Basseterre, St. Kitts (SKNIS): Men who experience domestic violence and abuse often don’t seek help for fear of not being believed or being perceived as less masculine if they report abuse, said Toshika Millington, Constable in charge of Investigations at the Special Victims Unit (SVU).
“It can be incredibly challenging when you are a man because of all the stigma, the fear, misinformation, societal pressures that only men seem to experience,” said Constable Millington, during her July 07 appearance on Working for You. “We know that while domestic violence does not discriminate when it comes to gender, men seem not to report abuse in the same way women do. In fact, many men remain silent because they think there is no point in reporting the abuse because no one will ever believe them.”
Constable Millington added that “talking about abuse and domestic violence can be very difficult for anyone, as well as painful and confusing.
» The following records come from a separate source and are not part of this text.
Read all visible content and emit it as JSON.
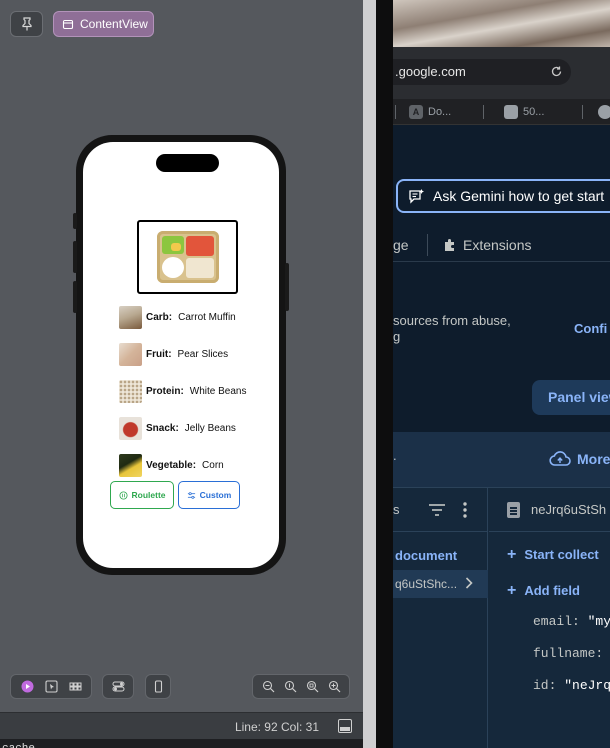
{
  "canvas": {
    "chip_label": "ContentView",
    "food_items": [
      {
        "key": "Carb:",
        "value": "Carrot Muffin",
        "icon": "carrot-muffin-image"
      },
      {
        "key": "Fruit:",
        "value": "Pear Slices",
        "icon": "pear-slices-image"
      },
      {
        "key": "Protein:",
        "value": "White Beans",
        "icon": "white-beans-image"
      },
      {
        "key": "Snack:",
        "value": "Jelly Beans",
        "icon": "jelly-beans-image"
      },
      {
        "key": "Vegetable:",
        "value": "Corn",
        "icon": "corn-image"
      }
    ],
    "buttons": {
      "roulette": "Roulette",
      "custom": "Custom"
    },
    "status": "Line: 92  Col: 31",
    "console_text": "cache"
  },
  "browser": {
    "address": ".google.com",
    "tabs": [
      {
        "label": "Do..."
      },
      {
        "label": "50..."
      }
    ],
    "gemini_label": "Ask Gemini how to get start",
    "nav_partial": "ge",
    "nav_extensions": "Extensions",
    "abuse_text": "sources from abuse,",
    "abuse_text2": "g",
    "configure_label": "Confi",
    "panel_view_label": "Panel view",
    "panel_dot": ".",
    "more_label": "More",
    "col1_header": "s",
    "add_document_label": "document",
    "doc_id": "q6uStShc...",
    "col2_title": "neJrq6uStSh",
    "start_collection_label": "Start collect",
    "add_field_label": "Add field",
    "fields": [
      {
        "key": "email:",
        "value": "\"my"
      },
      {
        "key": "fullname:",
        "value": ""
      },
      {
        "key": "id:",
        "value": "\"neJrq6"
      }
    ]
  },
  "colors": {
    "roulette": "#2fa84f",
    "custom": "#2a6fd6",
    "firebase_link": "#8ab4f8",
    "chip": "#8f6f97"
  }
}
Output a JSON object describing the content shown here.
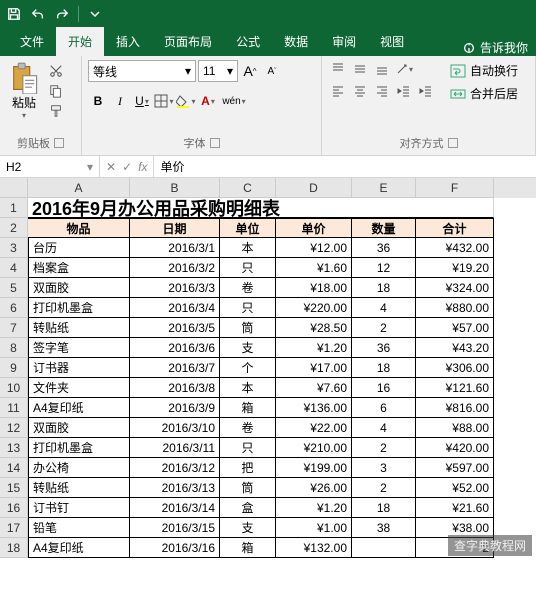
{
  "qat": {
    "save": "save",
    "undo": "undo",
    "redo": "redo"
  },
  "tabs": {
    "file": "文件",
    "home": "开始",
    "insert": "插入",
    "layout": "页面布局",
    "formulas": "公式",
    "data": "数据",
    "review": "审阅",
    "view": "视图",
    "tell_me": "告诉我你"
  },
  "ribbon": {
    "clipboard": {
      "paste": "粘贴",
      "label": "剪贴板"
    },
    "font": {
      "name": "等线",
      "size": "11",
      "bold": "B",
      "italic": "I",
      "underline": "U",
      "wen_char": "wén",
      "label": "字体",
      "grow": "A",
      "shrink": "A"
    },
    "align": {
      "wrap": "自动换行",
      "merge": "合并后居",
      "label": "对齐方式"
    }
  },
  "namebox": "H2",
  "formula_value": "单价",
  "columns": [
    "A",
    "B",
    "C",
    "D",
    "E",
    "F"
  ],
  "title_cell": "2016年9月办公用品采购明细表",
  "headers": [
    "物品",
    "日期",
    "单位",
    "单价",
    "数量",
    "合计"
  ],
  "rows": [
    [
      "台历",
      "2016/3/1",
      "本",
      "¥12.00",
      "36",
      "¥432.00"
    ],
    [
      "档案盒",
      "2016/3/2",
      "只",
      "¥1.60",
      "12",
      "¥19.20"
    ],
    [
      "双面胶",
      "2016/3/3",
      "卷",
      "¥18.00",
      "18",
      "¥324.00"
    ],
    [
      "打印机墨盒",
      "2016/3/4",
      "只",
      "¥220.00",
      "4",
      "¥880.00"
    ],
    [
      "转贴纸",
      "2016/3/5",
      "筒",
      "¥28.50",
      "2",
      "¥57.00"
    ],
    [
      "签字笔",
      "2016/3/6",
      "支",
      "¥1.20",
      "36",
      "¥43.20"
    ],
    [
      "订书器",
      "2016/3/7",
      "个",
      "¥17.00",
      "18",
      "¥306.00"
    ],
    [
      "文件夹",
      "2016/3/8",
      "本",
      "¥7.60",
      "16",
      "¥121.60"
    ],
    [
      "A4复印纸",
      "2016/3/9",
      "箱",
      "¥136.00",
      "6",
      "¥816.00"
    ],
    [
      "双面胶",
      "2016/3/10",
      "卷",
      "¥22.00",
      "4",
      "¥88.00"
    ],
    [
      "打印机墨盒",
      "2016/3/11",
      "只",
      "¥210.00",
      "2",
      "¥420.00"
    ],
    [
      "办公椅",
      "2016/3/12",
      "把",
      "¥199.00",
      "3",
      "¥597.00"
    ],
    [
      "转贴纸",
      "2016/3/13",
      "筒",
      "¥26.00",
      "2",
      "¥52.00"
    ],
    [
      "订书钉",
      "2016/3/14",
      "盒",
      "¥1.20",
      "18",
      "¥21.60"
    ],
    [
      "铅笔",
      "2016/3/15",
      "支",
      "¥1.00",
      "38",
      "¥38.00"
    ],
    [
      "A4复印纸",
      "2016/3/16",
      "箱",
      "¥132.00",
      "",
      "2"
    ]
  ],
  "watermark": "查字典教程网"
}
It can also make the victim feel ashamed, inadequate and isolated.”
Constable Asheshia Paul, who is also in charge of Investigations at the SVU, shared similar sentiments, adding that people still live under the biblical aspects of what a family should be, the values of men in the family and their roles.
“For example, in the Bible, it is known that men are the breadwinners of the family where they go out and work, fish and farm to bring back home provision to feed their family, whereas the women were known as housewives to take care of the home,” said Constable Paul. “So in that aspect, when men are being abused they may feel threatened by the women.”